Time and Place: Monday & Thursday, 11:45-1:25, Richards Hall 300

Khoury College of Computer Sciences

Instructor: Chris Amato

TA: Uli Viereck (viereck.u [at] husky.neu.edu)TA: Akhilesh Hegde Innoli (hegde.ak [at] husky.neu.edu)

TA: Shlok Gandhi (gandhi.shl [at] husky.neu.edu)This course will introduce the student to the fundamentals of artificial intelligence including the following topics:
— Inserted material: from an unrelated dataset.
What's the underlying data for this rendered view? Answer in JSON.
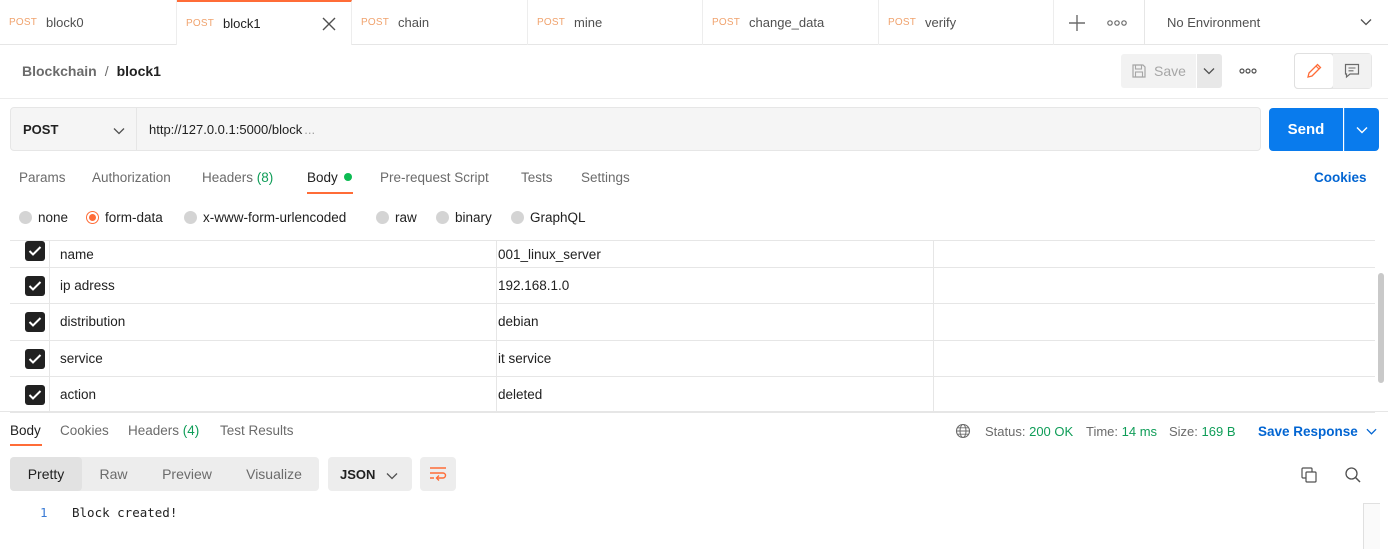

- Search
- Uninformed search
- Informed search
- Adversarial search
- Constraint satisfaction
- Decision making under uncertainty
- Probability refresher
- Markov Decision Processes
- Reinforcement Learning
- Graphical Models
- Bayes Networks
- Hidden Markov Models
- Machine Learning
- Supervised learning
- Unsupervised learning
- Deep learning

Artificial Intelligence: A Modern Approach, 3rd Ed., Russell and Norvig

- Prereq. CS 2800 and CS 3500.
- All programming assignments must be completed in Python. You must be willing to learn Python in order to do these assignments.
- The course will require you to use basic probability and linear algebra. If you do not have this background, you must be willing to learn it as we go.

Instructor: Chris
Amato (c.amato [at] neu.edu)

Office hours: 2-3:30pm on Mondays in ISEC 522

TA: Uli Viereck (viereck.u [at] husky.neu.edu)

Office hours: 1-2:30 on Tuesdays in Snell Library 047

TA: Akhilesh Hegde Innoli (hegde.ak [at] husky.neu.edu)

Office hours: 1-2:30 on Wednesday in Kariotis Hall 308

TA: Shlok Gandhi (gandhi.shl [at] husky.neu.edu)

Office hours: 5-6:30 on Thursday in Snell Library 047

Our Piazza page is here. If you haven't already been added, please register.

Required course work is:

- 4 Programming assignments (30% of your grade)
- Problem sets (20% of your grade)
- 2 MidTerms (30% of your grade)
- 1 Final project and presentations (20% of your grade)

Problem sets are due at the beginning of each Thursday class. Students may discuss the problems with other students, but must write up their own solutions.

The
final project can be on any topic related to AI. Many people
choose to work on a project applying a method studied in the class
to some practical problem. The amount of project work should be
equivalent to approximately two programming assignments. Students
my work alone, in pairs or groups of three.

Cheating and other acts of academic dishonesty will be referred to OSCCR (office of student conduct and conflict resolution) and the College of Computer Science. See this link.

Late programming assignments will be penalized by 10% for each day late. For example, if you turned in a perfect programming assignment two days late, you would receive an 80% instead of 100%.